Over my trip to DC I began reading Frank Schaeffer's Crazy For God. I can see why many evangelicals are angry at Schaeffer, not only for turning away from (and in some cases against) the religious right, but for his unflinching portrayal of his parents, warts and all.
While Schaeffer spends as much time dwelling on the good aspects of his childhood as he does on the bad, he does not sugarcoat anything. A reader can come away from the book still respecting the Schaeffer family and the work that they did, but one will never again place any of them (including Frank) on a pedestal. Given that the Bible itself sets the precedent for highlighting the flaws of even its greatest heroes, that seems to me to be a good thing.
One point that stands out in the book is how the individuals who had the greatest positive impact in Schaeffer's life were the ones who were the least legalistic.
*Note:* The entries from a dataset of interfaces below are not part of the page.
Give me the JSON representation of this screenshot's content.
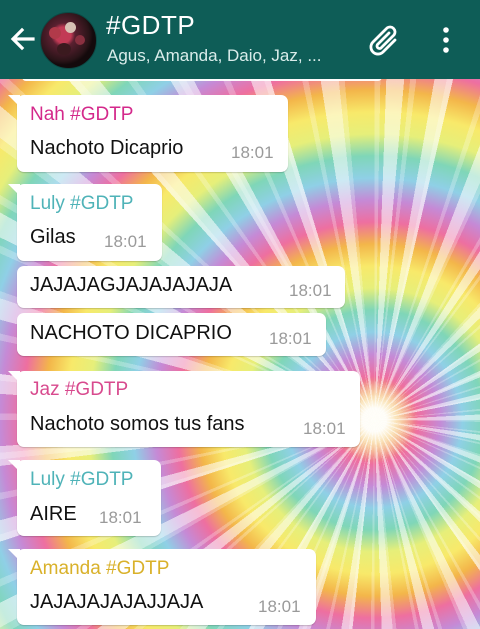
{
  "header": {
    "title": "#GDTP",
    "subtitle": "Agus, Amanda, Daio, Jaz, ..."
  },
  "colors": {
    "header_bg": "#0e5d57",
    "sender_nah": "#d4298b",
    "sender_luly": "#4fb3b8",
    "sender_jaz": "#d84a8e",
    "sender_amanda": "#d9b12a"
  },
  "icons": [
    "arrow-left-icon",
    "paperclip-icon",
    "more-vertical-icon"
  ],
  "messages": [
    {
      "sender": "Nah #GDTP",
      "text": "Nachoto Dicaprio",
      "time": "18:01"
    },
    {
      "sender": "Luly #GDTP",
      "text": "Gilas",
      "time": "18:01"
    },
    {
      "text": "JAJAJAGJAJAJAJAJA",
      "time": "18:01"
    },
    {
      "text": "NACHOTO DICAPRIO",
      "time": "18:01"
    },
    {
      "sender": "Jaz #GDTP",
      "text": "Nachoto somos tus fans",
      "time": "18:01"
    },
    {
      "sender": "Luly #GDTP",
      "text": "AIRE",
      "time": "18:01"
    },
    {
      "sender": "Amanda #GDTP",
      "text": "JAJAJAJAJAJJAJA",
      "time": "18:01"
    }
  ]
}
In my own experience and observation I can confirm that those who demonstrate respect and unconditional acceptance for everyone they encounter are the ones who nurture the faiths of others around them, while those who are the most fixated on rules and outward behavior and rights and wrongs are almost inevitably the greatest destroyers (and, in many cases, the greatest hypocrites).
That observation raises a question in my mind - one which I hesitate to raise since it's so easily misunderstood as an endorsement of licentiousness, but one which I cannot leave unasked: at what point does a dedication to sin avoidance become a lifestyle of life avoidance? Can such a self-centered focus lead to any other result?
Do we, in our demand for absolute certainty and our desire for the security of a blanket list of dos and don'ts, become slaves to the very sin we claim to be liberating ourselves from? Do we clip our own wings for fear of the dangers in the sky, only to forget that we were created to fly?
Many Christians who don't believe themselves to be legalistic nonetheless try to reduce holiness to a set of rules. Sin is indeed a serious subject, but by placing our focus on it we increase its power. "Fear not" is one of the most common commands in the New Testament, yet fear of sin and damnation characterizes the Christian life for far too many.
If perfect love does indeed cast out fear, how can legalism under any guise represent true Christianity?